* Items from a data source *
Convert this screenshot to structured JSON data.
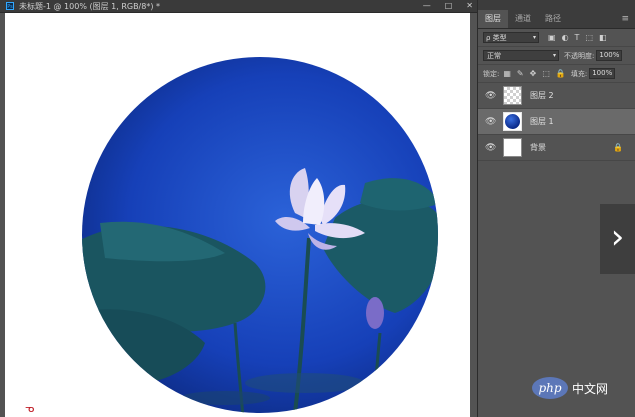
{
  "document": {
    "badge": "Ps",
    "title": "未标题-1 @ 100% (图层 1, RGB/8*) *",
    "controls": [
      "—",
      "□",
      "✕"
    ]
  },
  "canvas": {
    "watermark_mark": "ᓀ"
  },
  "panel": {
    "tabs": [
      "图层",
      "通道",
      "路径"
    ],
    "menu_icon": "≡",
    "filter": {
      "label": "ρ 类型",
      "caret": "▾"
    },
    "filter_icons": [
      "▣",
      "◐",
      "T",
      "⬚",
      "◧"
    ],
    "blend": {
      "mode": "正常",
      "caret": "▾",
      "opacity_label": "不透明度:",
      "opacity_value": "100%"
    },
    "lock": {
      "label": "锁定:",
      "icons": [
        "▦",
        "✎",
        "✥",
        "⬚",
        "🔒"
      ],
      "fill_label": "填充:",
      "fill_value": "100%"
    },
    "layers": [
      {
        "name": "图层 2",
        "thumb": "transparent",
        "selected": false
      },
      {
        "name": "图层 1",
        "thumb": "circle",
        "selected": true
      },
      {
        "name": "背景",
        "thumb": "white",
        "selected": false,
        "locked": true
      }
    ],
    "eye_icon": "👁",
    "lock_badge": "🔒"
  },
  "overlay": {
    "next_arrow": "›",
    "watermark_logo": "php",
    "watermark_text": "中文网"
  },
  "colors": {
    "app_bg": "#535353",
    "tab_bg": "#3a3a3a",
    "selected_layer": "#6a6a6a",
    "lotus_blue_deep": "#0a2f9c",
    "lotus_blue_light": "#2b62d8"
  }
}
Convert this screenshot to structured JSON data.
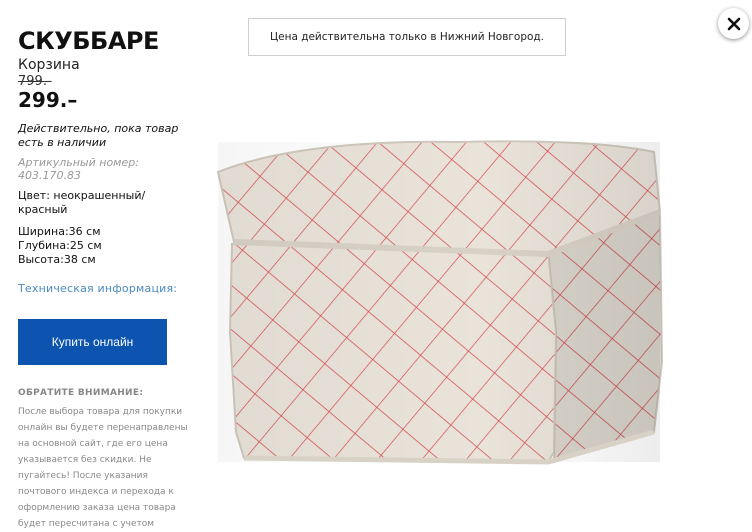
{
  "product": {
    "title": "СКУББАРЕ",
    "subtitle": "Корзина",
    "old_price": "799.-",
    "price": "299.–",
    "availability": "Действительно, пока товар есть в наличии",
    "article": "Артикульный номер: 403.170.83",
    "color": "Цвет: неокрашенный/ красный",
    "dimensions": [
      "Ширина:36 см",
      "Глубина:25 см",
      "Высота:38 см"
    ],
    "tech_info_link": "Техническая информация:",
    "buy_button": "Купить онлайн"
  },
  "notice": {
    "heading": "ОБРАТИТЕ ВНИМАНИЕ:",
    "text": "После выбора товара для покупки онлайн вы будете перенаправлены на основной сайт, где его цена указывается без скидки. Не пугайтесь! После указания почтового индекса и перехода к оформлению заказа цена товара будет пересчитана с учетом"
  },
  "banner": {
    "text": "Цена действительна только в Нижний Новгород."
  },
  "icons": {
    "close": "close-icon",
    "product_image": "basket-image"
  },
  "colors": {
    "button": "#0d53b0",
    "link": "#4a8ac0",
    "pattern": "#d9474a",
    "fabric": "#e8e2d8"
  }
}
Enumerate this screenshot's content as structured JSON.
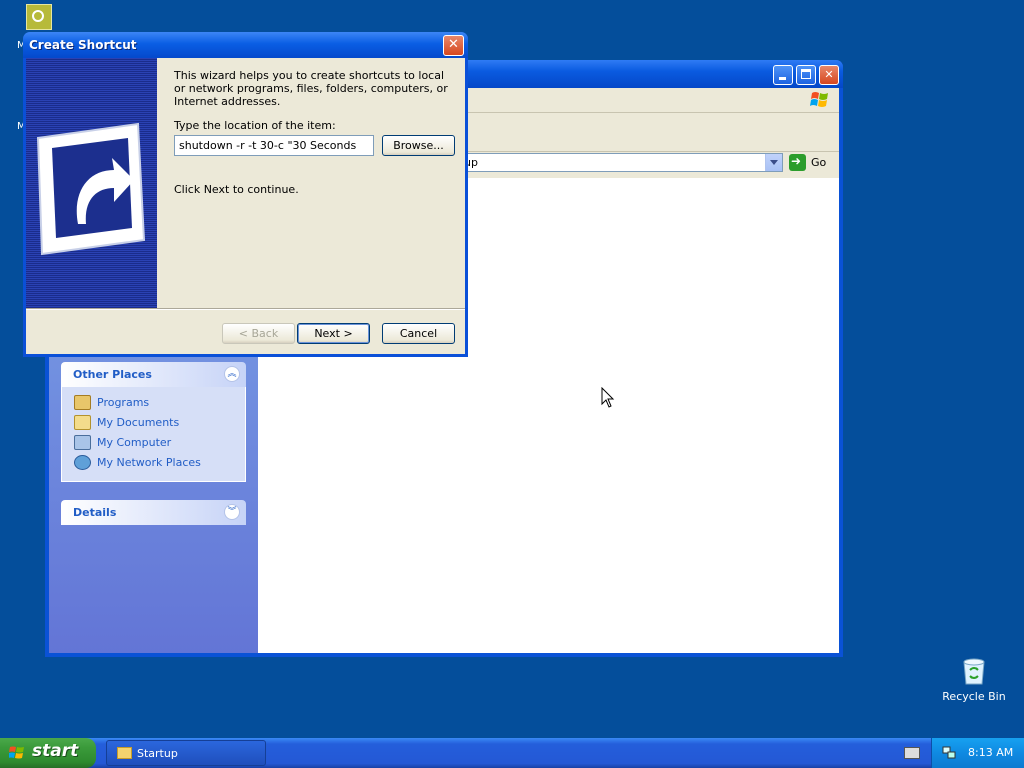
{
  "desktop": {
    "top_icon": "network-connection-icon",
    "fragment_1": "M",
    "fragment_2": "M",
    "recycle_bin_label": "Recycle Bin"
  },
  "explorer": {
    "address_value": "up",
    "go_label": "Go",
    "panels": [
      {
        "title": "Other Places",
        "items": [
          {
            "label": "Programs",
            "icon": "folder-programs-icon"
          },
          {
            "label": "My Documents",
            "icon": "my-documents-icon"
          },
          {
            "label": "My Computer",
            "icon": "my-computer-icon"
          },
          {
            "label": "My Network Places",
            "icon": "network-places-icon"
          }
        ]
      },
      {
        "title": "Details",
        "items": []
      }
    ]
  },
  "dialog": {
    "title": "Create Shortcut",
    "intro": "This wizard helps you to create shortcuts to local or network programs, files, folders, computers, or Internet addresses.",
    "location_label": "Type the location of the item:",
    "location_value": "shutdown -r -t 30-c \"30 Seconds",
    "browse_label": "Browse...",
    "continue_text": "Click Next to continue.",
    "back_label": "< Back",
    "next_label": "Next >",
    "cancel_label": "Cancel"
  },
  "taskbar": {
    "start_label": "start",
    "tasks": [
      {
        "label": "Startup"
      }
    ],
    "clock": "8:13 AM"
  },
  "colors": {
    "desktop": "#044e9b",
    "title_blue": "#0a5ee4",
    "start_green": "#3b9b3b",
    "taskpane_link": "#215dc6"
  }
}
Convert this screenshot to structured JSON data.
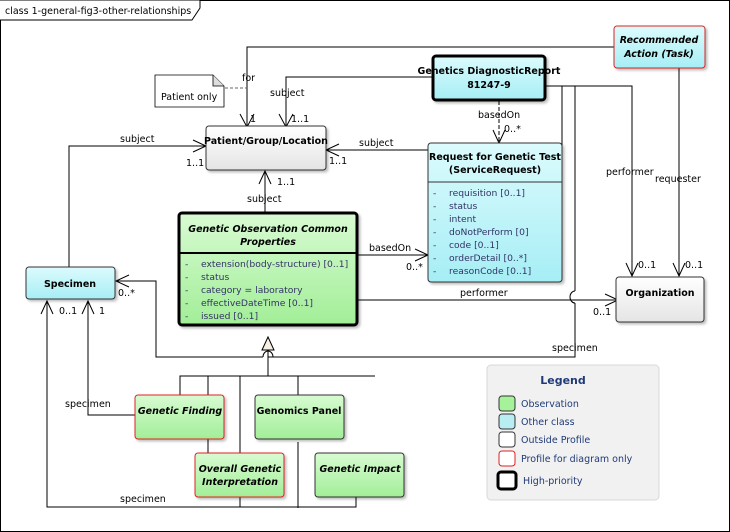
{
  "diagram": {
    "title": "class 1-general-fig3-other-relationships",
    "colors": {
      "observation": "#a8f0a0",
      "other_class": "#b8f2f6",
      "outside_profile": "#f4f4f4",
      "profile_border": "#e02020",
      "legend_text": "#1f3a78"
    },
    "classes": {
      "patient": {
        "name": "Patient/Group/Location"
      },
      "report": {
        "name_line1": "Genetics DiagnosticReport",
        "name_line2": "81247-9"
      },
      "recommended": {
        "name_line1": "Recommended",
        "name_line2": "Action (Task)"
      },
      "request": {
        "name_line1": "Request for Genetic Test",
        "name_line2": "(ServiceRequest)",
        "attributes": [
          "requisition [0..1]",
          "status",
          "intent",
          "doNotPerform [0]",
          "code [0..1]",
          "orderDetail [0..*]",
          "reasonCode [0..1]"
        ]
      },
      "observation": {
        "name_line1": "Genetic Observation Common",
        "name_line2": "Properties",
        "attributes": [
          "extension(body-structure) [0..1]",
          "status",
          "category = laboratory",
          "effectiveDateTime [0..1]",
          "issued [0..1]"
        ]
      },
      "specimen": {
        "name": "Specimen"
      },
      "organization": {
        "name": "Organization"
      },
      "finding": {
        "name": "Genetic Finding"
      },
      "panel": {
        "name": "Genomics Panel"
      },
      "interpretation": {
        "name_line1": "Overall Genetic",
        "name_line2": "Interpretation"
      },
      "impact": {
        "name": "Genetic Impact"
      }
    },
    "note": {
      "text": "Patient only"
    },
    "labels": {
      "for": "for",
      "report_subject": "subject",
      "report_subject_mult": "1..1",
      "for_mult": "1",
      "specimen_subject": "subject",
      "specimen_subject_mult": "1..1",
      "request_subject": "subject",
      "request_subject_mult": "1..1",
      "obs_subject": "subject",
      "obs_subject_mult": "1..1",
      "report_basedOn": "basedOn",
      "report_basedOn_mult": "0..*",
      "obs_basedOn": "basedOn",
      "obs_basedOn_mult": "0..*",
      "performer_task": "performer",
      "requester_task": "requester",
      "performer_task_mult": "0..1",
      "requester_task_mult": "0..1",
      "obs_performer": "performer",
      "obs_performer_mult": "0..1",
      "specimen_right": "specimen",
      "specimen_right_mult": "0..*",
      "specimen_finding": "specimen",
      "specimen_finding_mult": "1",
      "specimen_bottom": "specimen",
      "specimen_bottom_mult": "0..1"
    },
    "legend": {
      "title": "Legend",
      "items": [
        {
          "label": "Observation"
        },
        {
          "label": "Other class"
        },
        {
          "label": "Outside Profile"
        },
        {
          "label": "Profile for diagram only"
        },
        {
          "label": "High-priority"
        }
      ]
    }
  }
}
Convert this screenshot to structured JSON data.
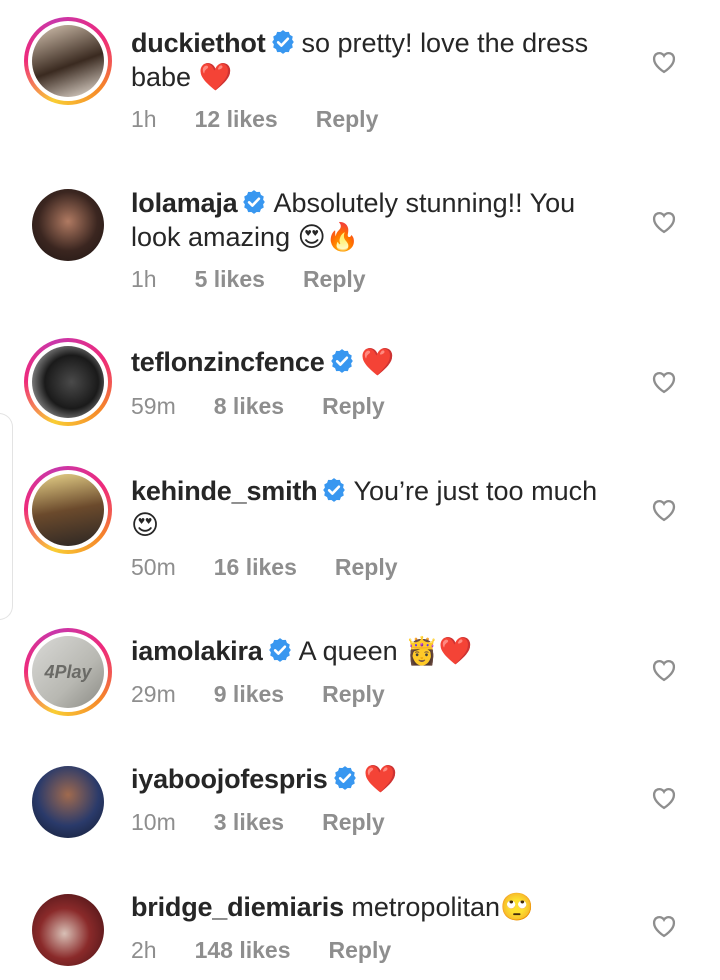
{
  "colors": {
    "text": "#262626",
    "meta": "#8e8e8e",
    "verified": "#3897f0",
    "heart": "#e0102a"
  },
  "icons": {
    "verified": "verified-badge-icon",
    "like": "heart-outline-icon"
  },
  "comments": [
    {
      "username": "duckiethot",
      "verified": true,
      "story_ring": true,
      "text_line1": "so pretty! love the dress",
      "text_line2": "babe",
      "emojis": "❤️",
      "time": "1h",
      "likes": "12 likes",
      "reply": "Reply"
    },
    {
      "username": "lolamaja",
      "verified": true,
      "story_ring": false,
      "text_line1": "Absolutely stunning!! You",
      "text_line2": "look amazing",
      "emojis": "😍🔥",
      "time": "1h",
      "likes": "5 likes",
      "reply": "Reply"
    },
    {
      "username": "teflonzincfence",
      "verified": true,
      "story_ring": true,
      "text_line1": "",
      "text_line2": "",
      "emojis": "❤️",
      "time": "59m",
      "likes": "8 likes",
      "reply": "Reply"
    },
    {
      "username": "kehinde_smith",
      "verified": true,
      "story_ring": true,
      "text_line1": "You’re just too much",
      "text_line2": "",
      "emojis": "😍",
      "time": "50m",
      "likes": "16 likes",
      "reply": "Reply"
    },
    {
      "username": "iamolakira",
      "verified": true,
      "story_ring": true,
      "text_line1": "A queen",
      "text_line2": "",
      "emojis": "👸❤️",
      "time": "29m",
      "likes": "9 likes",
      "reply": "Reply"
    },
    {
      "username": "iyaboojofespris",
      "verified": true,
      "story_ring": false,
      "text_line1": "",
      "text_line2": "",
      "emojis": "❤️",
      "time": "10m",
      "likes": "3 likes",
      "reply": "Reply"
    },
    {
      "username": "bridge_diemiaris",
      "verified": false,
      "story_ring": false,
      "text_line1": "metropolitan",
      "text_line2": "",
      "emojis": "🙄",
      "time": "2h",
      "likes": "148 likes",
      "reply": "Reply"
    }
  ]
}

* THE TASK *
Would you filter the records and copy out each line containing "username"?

* TASK SOLUTION *
      "username": "duckiethot",
      "username": "lolamaja",
      "username": "teflonzincfence",
      "username": "kehinde_smith",
      "username": "iamolakira",
      "username": "iyaboojofespris",
      "username": "bridge_diemiaris",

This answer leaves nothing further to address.